When the cell location warrant was requested and then issued in Washington, D.C. last February, “there was nothing improper, as Nauta insinuates,” Smith wrote. The venue was proper and despite Nauta’s contentions, no filter protocols were necessary in that warrant because it specifically sought location information only — not contents of Nauta’s communications on the device.

The probable cause is clear, according to the special counsel. Nauta, as an employee of Trump’s who once held high-level security clearance and received training in handling classified documents, was “part of the team” that packed items into boxes from the White House to move to Mar-a-Lago in January 2021. That year, as the National Archives spoke to Trump’s team about the materials Trump took with him, Nauta brought two to four boxes at a time to Florida for Trump to review and after about 15 to 17 boxes, Trump told Nauta to stop and by January 17, 2022, 15 boxes were handed off to the Archives.

That’s where investigators found the highly classified documents intermixed with other records and what followed, Smith said, was Nauta at least twice providing false or misleading statements to investigators about when he moved boxes and where.

The warrants submitted by the FBI detailed this at length and included other information premising probable cause including that Nauta had encrypted messaging applications on his phone which prosecutors understood  to be regular channels of communication with Trump and their mutual associates. The same messages were run through his Gmail account and occurred on both his private and professional devices and emails.

For instance, Smith said, on June 24, 2022, the same day that the Justice Department sent lawyers for the Trump Organization a subpoena for closed circuit security footage and three days after Nauta testified to a grand jury, “Nauta had begun coordinating a secret trip to Mar-a-Lago for the next day (June 25).”

Nauta lied about why he was going, telling outsiders he had a family emergency. In truth, Smith said, Nauta connected with de Oliveira and the men ended up in the basement of Mar-Lago on June 25, walking through tunnels before entering a storage area and being seen on CCTV gesturing in the direction of the cameras watching overhead.

The FBI affidavits explained this, Smith said, and though Nauta claims investigators obtained warrants “recklessly,” the special counsel insists the writing was on the wall for the judges who approved the warrants.

First, there was a large volume of documents, many described with classified markings, Smith said. Next, Nauta had been informed of this investigation in a May 2022 FBI interview and then, within six days of that interview, he “removed approximately 60 boxes” and proceeded to conduct more removals days later.

“Nauta’s contention that the warrant needed to include evidence that Nauta himself violated Section 793, or any other offense listed in the warrant for that matter, is contrary to well-established law,” Smith wrote before citing a ruling from the 11th Circuit. “‘The critical element in a reasonable search is not that the owner of the property is suspected of crime but that there is reasonable cause to believe that the specific ‘things’ to be searched for and seized are located on the property to which entry is sought.’”
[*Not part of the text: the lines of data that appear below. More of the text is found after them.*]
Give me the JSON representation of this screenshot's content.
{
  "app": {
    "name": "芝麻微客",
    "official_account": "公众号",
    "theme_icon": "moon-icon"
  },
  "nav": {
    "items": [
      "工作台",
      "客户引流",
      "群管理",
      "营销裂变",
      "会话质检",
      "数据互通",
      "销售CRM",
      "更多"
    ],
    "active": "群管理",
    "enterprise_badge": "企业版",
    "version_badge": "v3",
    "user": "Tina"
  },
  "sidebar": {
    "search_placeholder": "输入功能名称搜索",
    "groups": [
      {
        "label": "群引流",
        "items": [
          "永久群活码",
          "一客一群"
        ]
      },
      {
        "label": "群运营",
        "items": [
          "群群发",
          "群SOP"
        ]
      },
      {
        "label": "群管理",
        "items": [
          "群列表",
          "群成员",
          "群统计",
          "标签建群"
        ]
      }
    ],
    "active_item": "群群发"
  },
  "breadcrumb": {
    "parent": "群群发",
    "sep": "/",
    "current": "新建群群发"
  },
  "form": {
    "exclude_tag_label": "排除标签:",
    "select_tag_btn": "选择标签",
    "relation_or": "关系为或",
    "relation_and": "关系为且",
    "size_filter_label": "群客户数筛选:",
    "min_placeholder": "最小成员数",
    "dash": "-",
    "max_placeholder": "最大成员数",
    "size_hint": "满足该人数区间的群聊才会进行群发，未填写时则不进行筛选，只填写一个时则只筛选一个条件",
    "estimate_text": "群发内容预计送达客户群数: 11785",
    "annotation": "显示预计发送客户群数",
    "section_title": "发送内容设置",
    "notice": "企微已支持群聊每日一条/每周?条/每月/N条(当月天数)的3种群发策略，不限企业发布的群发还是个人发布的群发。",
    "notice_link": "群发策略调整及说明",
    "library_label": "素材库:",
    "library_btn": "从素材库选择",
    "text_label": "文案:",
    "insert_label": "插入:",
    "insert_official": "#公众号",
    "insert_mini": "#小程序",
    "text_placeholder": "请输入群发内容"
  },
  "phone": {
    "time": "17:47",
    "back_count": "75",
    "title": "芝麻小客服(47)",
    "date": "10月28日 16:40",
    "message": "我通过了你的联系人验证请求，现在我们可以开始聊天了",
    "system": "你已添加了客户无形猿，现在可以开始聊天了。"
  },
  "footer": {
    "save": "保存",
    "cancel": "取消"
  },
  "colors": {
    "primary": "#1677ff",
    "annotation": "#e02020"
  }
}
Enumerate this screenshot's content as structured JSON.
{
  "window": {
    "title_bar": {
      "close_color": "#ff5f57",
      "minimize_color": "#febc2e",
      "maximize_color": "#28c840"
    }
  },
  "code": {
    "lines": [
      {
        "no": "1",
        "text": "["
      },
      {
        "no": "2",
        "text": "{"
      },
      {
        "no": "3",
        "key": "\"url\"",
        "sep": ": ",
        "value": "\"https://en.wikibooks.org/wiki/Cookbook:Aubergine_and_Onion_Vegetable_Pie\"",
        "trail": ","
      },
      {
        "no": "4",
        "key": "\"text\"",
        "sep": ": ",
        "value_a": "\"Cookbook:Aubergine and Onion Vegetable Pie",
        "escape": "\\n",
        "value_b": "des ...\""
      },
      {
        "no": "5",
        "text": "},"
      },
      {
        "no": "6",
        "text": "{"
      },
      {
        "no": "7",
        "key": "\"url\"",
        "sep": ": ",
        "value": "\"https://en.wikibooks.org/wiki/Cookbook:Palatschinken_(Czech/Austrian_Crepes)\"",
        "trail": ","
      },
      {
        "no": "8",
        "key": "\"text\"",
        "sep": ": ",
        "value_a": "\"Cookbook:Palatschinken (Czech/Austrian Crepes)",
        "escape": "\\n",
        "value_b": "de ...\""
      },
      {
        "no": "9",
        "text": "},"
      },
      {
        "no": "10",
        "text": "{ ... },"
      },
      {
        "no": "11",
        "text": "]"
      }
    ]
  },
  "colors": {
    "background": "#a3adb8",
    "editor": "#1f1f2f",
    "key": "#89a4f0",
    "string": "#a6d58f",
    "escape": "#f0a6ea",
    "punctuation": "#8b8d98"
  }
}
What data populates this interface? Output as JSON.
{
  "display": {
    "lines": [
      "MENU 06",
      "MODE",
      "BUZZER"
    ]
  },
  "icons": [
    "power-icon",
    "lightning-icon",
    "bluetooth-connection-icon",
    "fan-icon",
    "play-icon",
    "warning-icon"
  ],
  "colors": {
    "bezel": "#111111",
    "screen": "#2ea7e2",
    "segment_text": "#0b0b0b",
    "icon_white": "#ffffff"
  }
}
Nauta was “misleading”  in his answers to investigators about the moving of the boxes then and today, as he challenges the warrant, he cites no authority to corroborate his claims of unconstitutionality.

“Insufficient particularity in a warrant can lead to suppression only when the warrant is ‘so facially deficient,’ i.e., so lacking in particularity, that ‘the executing officers cannot reasonably presume it to be valid,’” [citation omitted]. Smith wrote. “Nothing like that happened here. Whatever Nauta’s criticisms of the warrant’s particularity or overbreadth, it was ‘objectively reasonable’ for agents to rely on the warrant.”